Republicans gleefully mark one-year anniversary of failed Obamacare rollout

Republican operatives marked the one-year anniversary of Obamacare's failed tech rollout Wednesday by highlighting another early stumble — the promise that everyone could keep their health plans, even though the overhaul's new coverage standards resulted in cancellation notices for thousands of people in states with key Senate match-ups this fall. Published October 1, 2014

Oklahoma Attorney General Scott Pruitt answers a question during a news conference in Oklahoma City on July 16, 2013. (Associated Press)

U.S. judge sides with Oklahoma in health care suit

A federal judge has ruled in favor of the state of Oklahoma in its lawsuit against an IRS rule that extended Obamacare's subsidies to health exchange in every state, state officials announced Tuesday. Published September 30, 2014

Indiana Gov. Mike Pence (Associated Press) **FILE**

Indiana Gov. Mike Pence conspicuously schedules visit to N.H.

Indiana Gov. Mike Pence, a possible contender for the 2016 GOP presidential nomination, is scheduled to visit New Hampshire next month to campaign for Republican gubernatorial nominee Walt Havenstein, according to a news report.

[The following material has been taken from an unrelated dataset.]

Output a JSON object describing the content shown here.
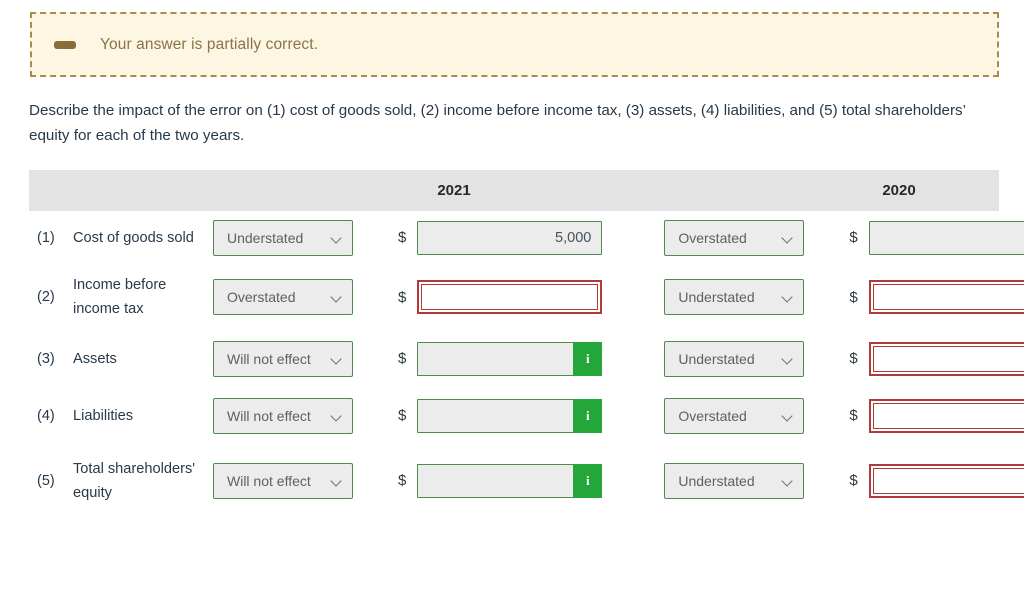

Published September 30, 2014

Sen. Kay Hagan, D-N.C. makes a statement during a debate with Republican candidate for Senate Thom Tillis at UNC-TV studios in Research Triangle Park, N.C., in this Sept. 3, 2014, file photo. (AP Photo/Gerry Broome, File)

Hispanic groups say they won't accept blame for Democratic losses this fall: report

Hispanic advocates say they won't entertain any blame if Democrats lose control of the Senate, a reflection of their disappointment in President Obama for delaying executive action on deportation reforms and apathy for Democratic candidates that haven't made a direct appeal to the demographic, according to the Wall Street Journal reported. Published September 30, 2014